Though less now than in the past, I find myself looking toward the sky saying “Help me out here.” I will on occasion pray for the health or improvement of a friend or family member. I will wish and hope for someone or something to give me a chance. I believe in past lives. I feel connections to things I’ve never seen before, for some reason, and question if it’s deja vu. The thought of people being tied to the land around them is comforting. The concepts of earth, water, wind and fire feel like pillars of our lives. I would not be afraid if I saw a ghost. I strongly hope for an afterlife where all the problems and pain people have experienced are gone, and everyone is happy and healthy.

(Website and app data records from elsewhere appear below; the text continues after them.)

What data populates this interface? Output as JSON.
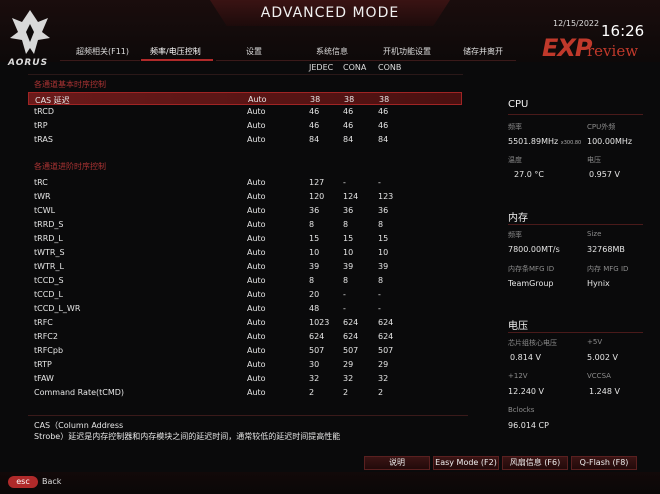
{
  "header": {
    "mode_title": "ADVANCED MODE",
    "brand": "AORUS",
    "date": "12/15/2022",
    "time": "16:26",
    "watermark_exp": "EXP",
    "watermark_review": "review"
  },
  "tabs": [
    {
      "label": "超频相关(F11)",
      "active": false
    },
    {
      "label": "频率/电压控制",
      "active": true
    },
    {
      "label": "设置",
      "active": false
    },
    {
      "label": "系统信息",
      "active": false
    },
    {
      "label": "开机功能设置",
      "active": false
    },
    {
      "label": "储存并离开",
      "active": false
    }
  ],
  "columns": {
    "jedec": "JEDEC",
    "cona": "CONA",
    "conb": "CONB"
  },
  "section1": {
    "title": "各通道基本时序控制",
    "rows": [
      {
        "name": "CAS 延迟",
        "mode": "Auto",
        "jedec": "38",
        "cona": "38",
        "conb": "38",
        "selected": true
      },
      {
        "name": "tRCD",
        "mode": "Auto",
        "jedec": "46",
        "cona": "46",
        "conb": "46"
      },
      {
        "name": "tRP",
        "mode": "Auto",
        "jedec": "46",
        "cona": "46",
        "conb": "46"
      },
      {
        "name": "tRAS",
        "mode": "Auto",
        "jedec": "84",
        "cona": "84",
        "conb": "84"
      }
    ]
  },
  "section2": {
    "title": "各通道进阶时序控制",
    "rows": [
      {
        "name": "tRC",
        "mode": "Auto",
        "jedec": "127",
        "cona": "-",
        "conb": "-"
      },
      {
        "name": "tWR",
        "mode": "Auto",
        "jedec": "120",
        "cona": "124",
        "conb": "123"
      },
      {
        "name": "tCWL",
        "mode": "Auto",
        "jedec": "36",
        "cona": "36",
        "conb": "36"
      },
      {
        "name": "tRRD_S",
        "mode": "Auto",
        "jedec": "8",
        "cona": "8",
        "conb": "8"
      },
      {
        "name": "tRRD_L",
        "mode": "Auto",
        "jedec": "15",
        "cona": "15",
        "conb": "15"
      },
      {
        "name": "tWTR_S",
        "mode": "Auto",
        "jedec": "10",
        "cona": "10",
        "conb": "10"
      },
      {
        "name": "tWTR_L",
        "mode": "Auto",
        "jedec": "39",
        "cona": "39",
        "conb": "39"
      },
      {
        "name": "tCCD_S",
        "mode": "Auto",
        "jedec": "8",
        "cona": "8",
        "conb": "8"
      },
      {
        "name": "tCCD_L",
        "mode": "Auto",
        "jedec": "20",
        "cona": "-",
        "conb": "-"
      },
      {
        "name": "tCCD_L_WR",
        "mode": "Auto",
        "jedec": "48",
        "cona": "-",
        "conb": "-"
      },
      {
        "name": "tRFC",
        "mode": "Auto",
        "jedec": "1023",
        "cona": "624",
        "conb": "624"
      },
      {
        "name": "tRFC2",
        "mode": "Auto",
        "jedec": "624",
        "cona": "624",
        "conb": "624"
      },
      {
        "name": "tRFCpb",
        "mode": "Auto",
        "jedec": "507",
        "cona": "507",
        "conb": "507"
      },
      {
        "name": "tRTP",
        "mode": "Auto",
        "jedec": "30",
        "cona": "29",
        "conb": "29"
      },
      {
        "name": "tFAW",
        "mode": "Auto",
        "jedec": "32",
        "cona": "32",
        "conb": "32"
      },
      {
        "name": "Command Rate(tCMD)",
        "mode": "Auto",
        "jedec": "2",
        "cona": "2",
        "conb": "2"
      }
    ]
  },
  "help": {
    "line1": "CAS（Column Address",
    "line2": "Strobe）延迟是内存控制器和内存模块之间的延迟时间，通常较低的延迟时间提高性能"
  },
  "right_panel": {
    "cpu": {
      "title": "CPU",
      "freq_label": "频率",
      "freq_value": "5501.89MHz",
      "freq_sub": "x300.80",
      "ext_label": "CPU外频",
      "ext_value": "100.00MHz",
      "temp_label": "温度",
      "temp_value": "27.0 °C",
      "volt_label": "电压",
      "volt_value": "0.957 V"
    },
    "memory": {
      "title": "内存",
      "freq_label": "频率",
      "freq_value": "7800.00MT/s",
      "size_label": "Size",
      "size_value": "32768MB",
      "mfg1_label": "内存条MFG ID",
      "mfg1_value": "TeamGroup",
      "mfg2_label": "内存 MFG ID",
      "mfg2_value": "Hynix"
    },
    "voltage": {
      "title": "电压",
      "chipset_label": "芯片组核心电压",
      "chipset_value": "0.814 V",
      "p5v_label": "+5V",
      "p5v_value": "5.002 V",
      "p12v_label": "+12V",
      "p12v_value": "12.240 V",
      "vccsa_label": "VCCSA",
      "vccsa_value": "1.248 V",
      "bclk_label": "Bclocks",
      "bclk_value": "96.014 CP"
    }
  },
  "footer": {
    "esc_label": "esc",
    "back_label": "Back",
    "help_btn": "说明",
    "easy_btn": "Easy Mode (F2)",
    "fan_btn": "风扇信息 (F6)",
    "qflash_btn": "Q-Flash (F8)"
  }
}
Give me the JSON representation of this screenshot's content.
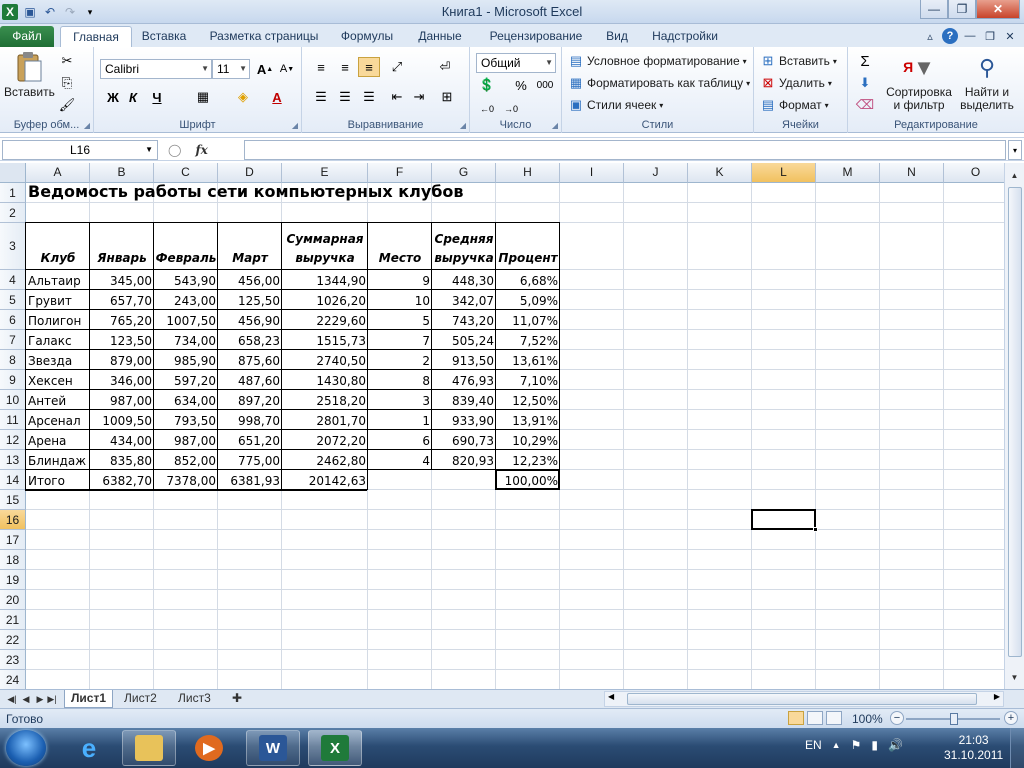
{
  "window": {
    "title": "Книга1 - Microsoft Excel",
    "controls": [
      "—",
      "❐",
      "✕"
    ]
  },
  "ribbon": {
    "tabs": [
      "Файл",
      "Главная",
      "Вставка",
      "Разметка страницы",
      "Формулы",
      "Данные",
      "Рецензирование",
      "Вид",
      "Надстройки"
    ],
    "active_tab": "Главная",
    "clipboard": {
      "paste": "Вставить",
      "label": "Буфер обм..."
    },
    "font": {
      "name": "Calibri",
      "size": "11",
      "bold": "Ж",
      "italic": "К",
      "underline": "Ч",
      "label": "Шрифт"
    },
    "alignment": {
      "label": "Выравнивание"
    },
    "number": {
      "format": "Общий",
      "percent": "%",
      "thousands": "000",
      "label": "Число"
    },
    "styles": {
      "conditional": "Условное форматирование",
      "as_table": "Форматировать как таблицу",
      "cell_styles": "Стили ячеек",
      "label": "Стили"
    },
    "cells": {
      "insert": "Вставить",
      "delete": "Удалить",
      "format": "Формат",
      "label": "Ячейки"
    },
    "editing": {
      "sigma": "Σ",
      "sort_line1": "Сортировка",
      "sort_line2": "и фильтр",
      "find_line1": "Найти и",
      "find_line2": "выделить",
      "label": "Редактирование"
    }
  },
  "formula_bar": {
    "name_box": "L16",
    "fx": "fx",
    "content": ""
  },
  "sheet": {
    "columns": [
      "A",
      "B",
      "C",
      "D",
      "E",
      "F",
      "G",
      "H",
      "I",
      "J",
      "K",
      "L",
      "M",
      "N",
      "O"
    ],
    "rows": [
      "1",
      "2",
      "3",
      "4",
      "5",
      "6",
      "7",
      "8",
      "9",
      "10",
      "11",
      "12",
      "13",
      "14",
      "15",
      "16",
      "17",
      "18",
      "19",
      "20",
      "21",
      "22",
      "23",
      "24"
    ],
    "selected_cell": "L16",
    "title": "Ведомость работы сети компьютерных клубов",
    "headers": {
      "club": "Клуб",
      "jan": "Январь",
      "feb": "Февраль",
      "mar": "Март",
      "total_l1": "Суммарная",
      "total_l2": "выручка",
      "place": "Место",
      "avg_l1": "Средняя",
      "avg_l2": "выручка",
      "percent": "Процент"
    },
    "table": [
      {
        "club": "Альтаир",
        "jan": "345,00",
        "feb": "543,90",
        "mar": "456,00",
        "total": "1344,90",
        "place": "9",
        "avg": "448,30",
        "pct": "6,68%"
      },
      {
        "club": "Грувит",
        "jan": "657,70",
        "feb": "243,00",
        "mar": "125,50",
        "total": "1026,20",
        "place": "10",
        "avg": "342,07",
        "pct": "5,09%"
      },
      {
        "club": "Полигон",
        "jan": "765,20",
        "feb": "1007,50",
        "mar": "456,90",
        "total": "2229,60",
        "place": "5",
        "avg": "743,20",
        "pct": "11,07%"
      },
      {
        "club": "Галакс",
        "jan": "123,50",
        "feb": "734,00",
        "mar": "658,23",
        "total": "1515,73",
        "place": "7",
        "avg": "505,24",
        "pct": "7,52%"
      },
      {
        "club": "Звезда",
        "jan": "879,00",
        "feb": "985,90",
        "mar": "875,60",
        "total": "2740,50",
        "place": "2",
        "avg": "913,50",
        "pct": "13,61%"
      },
      {
        "club": "Хексен",
        "jan": "346,00",
        "feb": "597,20",
        "mar": "487,60",
        "total": "1430,80",
        "place": "8",
        "avg": "476,93",
        "pct": "7,10%"
      },
      {
        "club": "Антей",
        "jan": "987,00",
        "feb": "634,00",
        "mar": "897,20",
        "total": "2518,20",
        "place": "3",
        "avg": "839,40",
        "pct": "12,50%"
      },
      {
        "club": "Арсенал",
        "jan": "1009,50",
        "feb": "793,50",
        "mar": "998,70",
        "total": "2801,70",
        "place": "1",
        "avg": "933,90",
        "pct": "13,91%"
      },
      {
        "club": "Арена",
        "jan": "434,00",
        "feb": "987,00",
        "mar": "651,20",
        "total": "2072,20",
        "place": "6",
        "avg": "690,73",
        "pct": "10,29%"
      },
      {
        "club": "Блиндаж",
        "jan": "835,80",
        "feb": "852,00",
        "mar": "775,00",
        "total": "2462,80",
        "place": "4",
        "avg": "820,93",
        "pct": "12,23%"
      }
    ],
    "totals": {
      "club": "Итого",
      "jan": "6382,70",
      "feb": "7378,00",
      "mar": "6381,93",
      "total": "20142,63",
      "pct": "100,00%"
    },
    "sheet_tabs": [
      "Лист1",
      "Лист2",
      "Лист3"
    ],
    "active_sheet": "Лист1"
  },
  "status": {
    "ready": "Готово",
    "zoom": "100%"
  },
  "taskbar": {
    "lang": "EN",
    "time": "21:03",
    "date": "31.10.2011"
  }
}
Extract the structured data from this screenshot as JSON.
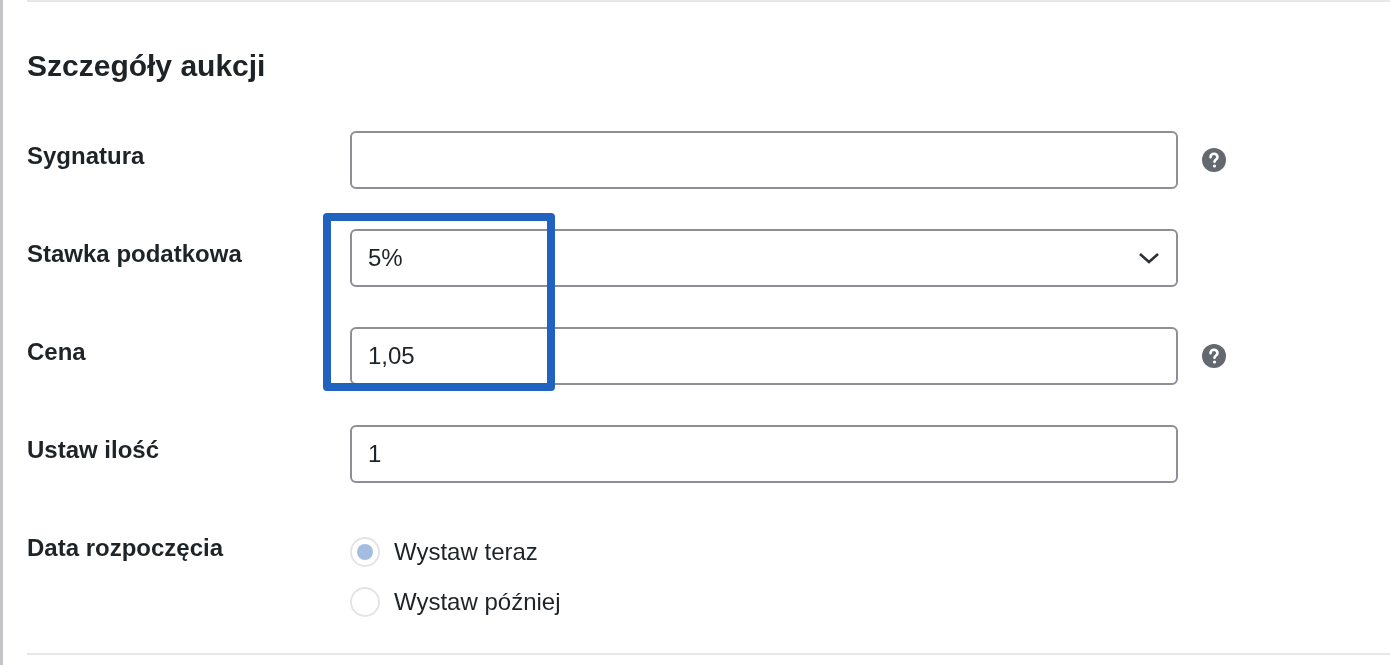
{
  "section": {
    "title": "Szczegóły aukcji"
  },
  "fields": [
    {
      "kind": "text",
      "label": "Sygnatura",
      "help": true
    },
    {
      "kind": "select",
      "label": "Stawka podatkowa",
      "value": "5%",
      "help": false
    },
    {
      "kind": "text",
      "label": "Cena",
      "value": "1,05",
      "help": true
    },
    {
      "kind": "text",
      "label": "Ustaw ilość",
      "value": "1",
      "help": false
    },
    {
      "kind": "radio",
      "label": "Data rozpoczęcia",
      "options": [
        {
          "label": "Wystaw teraz",
          "selected": true
        },
        {
          "label": "Wystaw później",
          "selected": false
        }
      ]
    }
  ]
}
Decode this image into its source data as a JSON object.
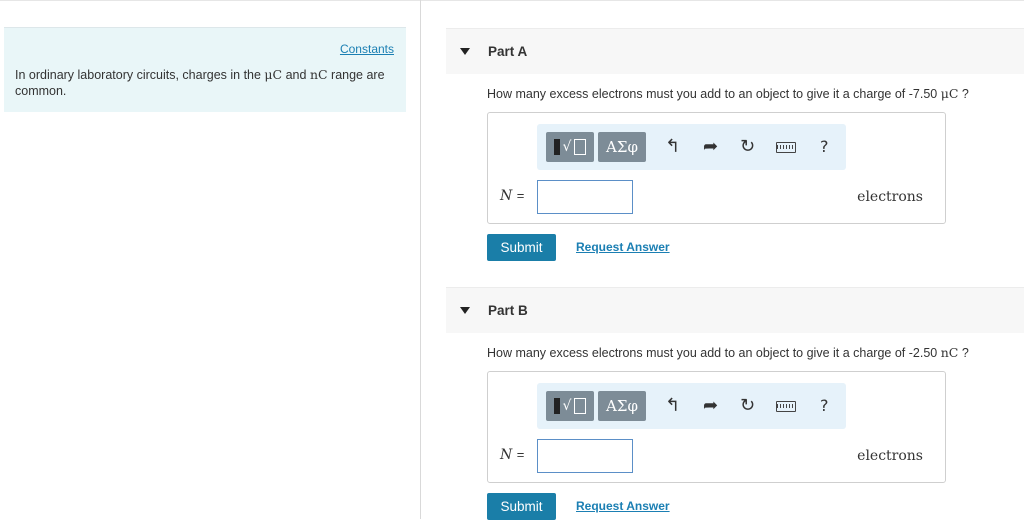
{
  "sidebar": {
    "constants_link": "Constants",
    "intro_pre": "In ordinary laboratory circuits, charges in the ",
    "unit_micro": "μC",
    "intro_mid": " and ",
    "unit_nano": "nC",
    "intro_post": " range are common."
  },
  "parts": [
    {
      "title": "Part A",
      "question_pre": "How many excess electrons must you add to an object to give it a charge of -7.50 ",
      "question_unit": "μC",
      "question_post": " ?",
      "toolbar": {
        "template_icon": "template-radical-icon",
        "greek_label": "ΑΣφ",
        "undo_glyph": "↰",
        "redo_glyph": "➦",
        "reset_glyph": "↻",
        "keyboard_icon": "keyboard-icon",
        "help_label": "?"
      },
      "var_label": "N",
      "equals": "=",
      "input_value": "",
      "unit_label": "electrons",
      "submit_label": "Submit",
      "request_label": "Request Answer"
    },
    {
      "title": "Part B",
      "question_pre": "How many excess electrons must you add to an object to give it a charge of -2.50 ",
      "question_unit": "nC",
      "question_post": " ?",
      "toolbar": {
        "template_icon": "template-radical-icon",
        "greek_label": "ΑΣφ",
        "undo_glyph": "↰",
        "redo_glyph": "➦",
        "reset_glyph": "↻",
        "keyboard_icon": "keyboard-icon",
        "help_label": "?"
      },
      "var_label": "N",
      "equals": "=",
      "input_value": "",
      "unit_label": "electrons",
      "submit_label": "Submit",
      "request_label": "Request Answer"
    }
  ],
  "colors": {
    "accent": "#1a7ea8",
    "link": "#1b7fb3",
    "sidebar_bg": "#e9f6f8",
    "toolbar_bg": "#e6f2fa"
  }
}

The best word I can use to describe how I feel about all of this is spiritual. All that functions in our bodies is a physical component of who we are. But how we think, feel and process, though partially physical, comes from somewhere else. Perhaps it is our soul, perhaps it isn’t. But it’s that part of who I am as a person that determines how I live my life today and in the future. And that’s the part of me that has felt various connections to a multitude of things across the expanse that’s been my life thus far. I have appreciation for other people’s beliefs, those who are committed to their religion and all that comes with it. I accept and want everyone to have their own personal calling, whether I agree with it or don’t understand it. And I’d never tell someone else they are wrong for what they believe, when it comes to spirituality.

It’s rare I discuss these types of things. Politics and religion are the two areas where I absolutely hate having discussions with other people. Partially because I do not like arguing or any discomfort when there are differences in opinion, but because I do not have the answer, nor will I ever have the answer until… and only possibly… until I pass from this world. But until then, I’m content with having my own beliefs, keeping myself open-minded to others and living the best life I can without hurting those around me.

To me, that is being spiritual. Whether I light a candle and dance around a fire, attend church every Sunday, pray every afternoon or practice some other form, having a connection to something you believe in, that is more than physical, is healthy. And for anyone reading this, hopefully I have not offended or upset you. Not everyone agrees with the things I’ve mentioned in this post, and that is each person’s prerogative. All I ask is that people never force what they believe on someone else. Focus on yourself when it comes to these things and let others do the same.

About Me & the “365 Daily Challenge”

I’m Jay. I am 40 and live in NYC. By profession, I work in technology. By passion, I work in writing. I’ve always been a reader. And now I’m a daily blogger. I decided to start my own version of the “365 Daily Challenge” where since March 13, 2017, I’ve posted a characteristic either I currently embody or one I’d like to embody in the future. 365 days of reflection to discover who I am and what I want out of life.

The goal: Knowledge. Acceptance. Understanding. Optimization. Happiness. Help. For myself. For others. And if all else fails, humor. When I’m finished in one year, I hope to have more answers about the future and what I will do with the remainder of my life. All aspects to be considered. It’s not just about a career, hobbies, residence, activities, efforts, et al. It’s meant to be a comprehensive study and reflection from an ordinary man. Not a doctor. Not a therapist. Not a friend. Not an encyclopedia full of prior research. Just pure thought, a blogged journal with true honesty.

Join the fun and read a new post each day, or check out my book reviews, TV/Film reviews or favorite vacation spots. And feel free to like, rate, comment or take the poll for each post.